Even as they rolled out more lucrative incentives this year, Ford (search) and GM (search) struggled with growing inventories of unsold vehicles as sales of their aging car lineups slipped and consumer tastes shifted from their stable of large sport utility vehicles.
However, the Chrysler side of DaimlerChrysler (DCX) and many of the larger foreign automakers such as Toyota Motor Corp., Nissan Motor Co. Ltd. and Honda Motor Co. Ltd. reported stronger November sales.
"I think it will produce lower year-to-year earnings in the first quarter," said Burnham Securities analyst David Healy, referring to the GM and Ford production cuts. "For every unit they cut out of their production schedule, there goes $4,000 to $4,500 out of pretax earnings — and that's going to be hard to make up elsewhere."
Wall Street closely watches vehicle production because automakers count earnings from cars and trucks when they are manufactured and shipped to dealers, rather than when they are sold off dealer lots.
Ford, the second-largest U.S. automaker, said it expects vehicle production in North America during the first quarter next year to fall by 78,000 cars and trucks, or nearly 8 percent. Analysts had expected Ford to cut production about 5 or 6 percent.
"The slightly softer-than-expected production (cut) will weigh on the stock in the near-term, but we think the market will be reassured by what looks like healthy new model momentum at Ford's passenger car business," JP Morgan analyst Himanshu Patel said in a research note, referring to Ford's recent car launches.
The production cuts suggest that Ford and GM now believe that higher incentives are no longer enough to boost sales and offset market-share losses, analysts said. Both Ford and GM have already cut production in the fourth quarter.

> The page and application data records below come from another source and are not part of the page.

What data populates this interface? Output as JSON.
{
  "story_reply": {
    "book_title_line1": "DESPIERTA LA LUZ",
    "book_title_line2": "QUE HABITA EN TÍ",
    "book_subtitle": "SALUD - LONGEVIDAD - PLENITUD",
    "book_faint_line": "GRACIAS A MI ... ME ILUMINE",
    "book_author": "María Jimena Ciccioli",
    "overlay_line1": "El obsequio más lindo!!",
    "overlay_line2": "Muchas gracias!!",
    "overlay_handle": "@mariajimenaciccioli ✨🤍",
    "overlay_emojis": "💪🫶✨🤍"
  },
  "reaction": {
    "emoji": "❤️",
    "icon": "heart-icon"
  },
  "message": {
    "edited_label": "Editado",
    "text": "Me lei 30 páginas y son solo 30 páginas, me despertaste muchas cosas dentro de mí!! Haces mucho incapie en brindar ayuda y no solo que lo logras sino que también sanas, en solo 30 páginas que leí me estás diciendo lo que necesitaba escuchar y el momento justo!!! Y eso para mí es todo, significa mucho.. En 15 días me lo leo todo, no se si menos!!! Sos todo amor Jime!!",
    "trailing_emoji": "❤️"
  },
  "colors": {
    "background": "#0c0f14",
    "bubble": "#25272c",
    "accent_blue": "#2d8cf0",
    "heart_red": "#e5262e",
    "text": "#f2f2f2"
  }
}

Ford reported its sixth straight month of weaker U.S. sales. Excluding its foreign brands such as Jaguar and some heavy-duty trucks, Ford sales fell 4.3 percent to 217,859 vehicles in November from 237,099 in the year-earlier period, despite the launch of its hotly anticipated new Mustang sports car. The results are adjusted to account for an extra selling day in November last year.
GM, the world's largest automaker, said it expects to manufacture 95,000 fewer vehicles in North America in the first quarter next year, down about 7.1 percent from the first quarter this year. Analysts had generally expected GM to cut production by around 6 percent.
GM's U.S. sales, excluding its Saab brand and some medium- and heavy-duty trucks, fell 13 percent in November to 297,355 cars and trucks. Consumers may have postponed purchases until December, when GM and other automakers traditionally launch year-end incentives, analysts said.
All sales results are adjusted for an extra selling day in November last year.
Accompanied by heavy advertising, GM launched its "Lock 'n Roll" incentive offer in early November, giving consumers the chance to lock in current financing rates on both a new 2005 model-year vehicle bought in November, and a second GM model bought years later. But Paul Ballew, GM's head of sales and industry analysis, said "Lock 'n Roll" did not meet GM's expectations.
Chrysler reported its seventh consecutive month of stronger sales, with a gain of 8.8 percent, driven by the success of the new Chrysler 300, the highly touted large sedan.
Analysts expect industry sales to fall to a seasonally adjusted annual rate of around 16.5 million, down from 16.9 million in both October and November last year. Many consumers may have postponed buying a new car or truck until December, when automakers are expected to raise incentives further in order to meet annual sales targets, analysts said.
Japan's Nissan Motor Co. Ltd. (search) posted another month of double-digit gains, with a rise of 31 percent in vehicle sales. Strong sales of Nissan's new Pathfinder sport utility vehicle helped boost results, the automaker said.
Sales for Toyota rose 8.8 percent, Honda climbed 3.1 percent while Germany's BMW AG was flat.